__Dataset records__.
◆ ◆ ◆
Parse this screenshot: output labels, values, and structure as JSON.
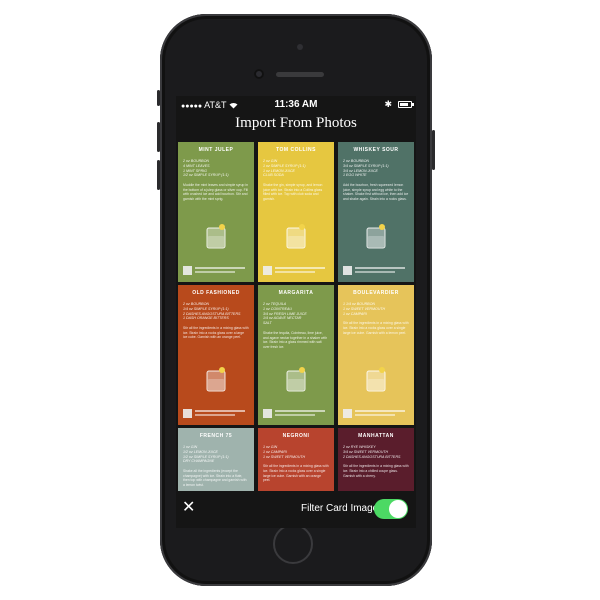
{
  "status_bar": {
    "carrier": "AT&T",
    "time": "11:36 AM",
    "bluetooth_icon": "bluetooth-icon",
    "battery_icon": "battery-icon",
    "wifi_icon": "wifi-icon"
  },
  "header": {
    "title": "Import From Photos"
  },
  "cards": [
    {
      "name": "MINT JULEP",
      "color": "#7e9a4b",
      "ingredients": [
        "2 oz BOURBON",
        "4 MINT LEAVES",
        "1 MINT SPRIG",
        "1/2 oz SIMPLE SYRUP (1:1)"
      ],
      "description": "Muddle the mint leaves and simple syrup in the bottom of a julep glass or silver cup. Fill with crushed ice and add bourbon. Stir and garnish with the mint sprig."
    },
    {
      "name": "TOM COLLINS",
      "color": "#e6c740",
      "ingredients": [
        "2 oz GIN",
        "1 oz SIMPLE SYRUP (1:1)",
        "1 oz LEMON JUICE",
        "CLUB SODA"
      ],
      "description": "Shake the gin, simple syrup, and lemon juice with ice. Strain into a Collins glass filled with ice. Top with club soda and garnish."
    },
    {
      "name": "WHISKEY SOUR",
      "color": "#507267",
      "ingredients": [
        "2 oz BOURBON",
        "3/4 oz SIMPLE SYRUP (1:1)",
        "3/4 oz LEMON JUICE",
        "1 EGG WHITE"
      ],
      "description": "Add the bourbon, fresh squeezed lemon juice, simple syrup and egg white to the shaker. Shake first without ice, then add ice and shake again. Strain into a rocks glass."
    },
    {
      "name": "OLD FASHIONED",
      "color": "#b84a1c",
      "ingredients": [
        "2 oz BOURBON",
        "1/4 oz SIMPLE SYRUP (1:1)",
        "2 DASHES ANGOSTURA BITTERS",
        "1 DASH ORANGE BITTERS"
      ],
      "description": "Stir all the ingredients in a mixing glass with ice. Strain into a rocks glass over a large ice cube. Garnish with an orange peel."
    },
    {
      "name": "MARGARITA",
      "color": "#7e9a4b",
      "ingredients": [
        "2 oz TEQUILA",
        "1 oz COINTREAU",
        "3/4 oz FRESH LIME JUICE",
        "1/4 oz AGAVE NECTAR",
        "SALT"
      ],
      "description": "Shake the tequila, Cointreau, lime juice, and agave nectar together in a shaker with ice. Strain into a glass rimmed with salt over fresh ice."
    },
    {
      "name": "BOULEVARDIER",
      "color": "#e6c45a",
      "ingredients": [
        "1 1/4 oz BOURBON",
        "1 oz SWEET VERMOUTH",
        "1 oz CAMPARI"
      ],
      "description": "Stir all the ingredients in a mixing glass with ice. Strain into a rocks glass over a single large ice cube. Garnish with a lemon peel."
    },
    {
      "name": "FRENCH 75",
      "color": "#9fb3ad",
      "ingredients": [
        "1 oz GIN",
        "1/2 oz LEMON JUICE",
        "1/2 oz SIMPLE SYRUP (1:1)",
        "DRY CHAMPAGNE"
      ],
      "description": "Shake all the ingredients (except the champagne) with ice. Strain into a flute, then top with champagne and garnish with a lemon twist."
    },
    {
      "name": "NEGRONI",
      "color": "#b8442e",
      "ingredients": [
        "1 oz GIN",
        "1 oz CAMPARI",
        "1 oz SWEET VERMOUTH"
      ],
      "description": "Stir all the ingredients in a mixing glass with ice. Strain into a rocks glass over a single large ice cube. Garnish with an orange peel."
    },
    {
      "name": "MANHATTAN",
      "color": "#5a1d2c",
      "ingredients": [
        "2 oz RYE WHISKEY",
        "3/4 oz SWEET VERMOUTH",
        "2 DASHES ANGOSTURA BITTERS"
      ],
      "description": "Stir all the ingredients in a mixing glass with ice. Strain into a chilled coupe glass. Garnish with a cherry."
    }
  ],
  "footer": {
    "close_icon": "close-icon",
    "close_glyph": "✕",
    "filter_label": "Filter Card Images",
    "filter_on": true,
    "toggle_color": "#4cd964"
  }
}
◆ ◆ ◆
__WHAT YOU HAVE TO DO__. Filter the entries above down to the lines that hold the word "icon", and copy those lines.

__RESULT__.
    "bluetooth_icon": "bluetooth-icon",
    "battery_icon": "battery-icon",
    "wifi_icon": "wifi-icon"
    "close_icon": "close-icon",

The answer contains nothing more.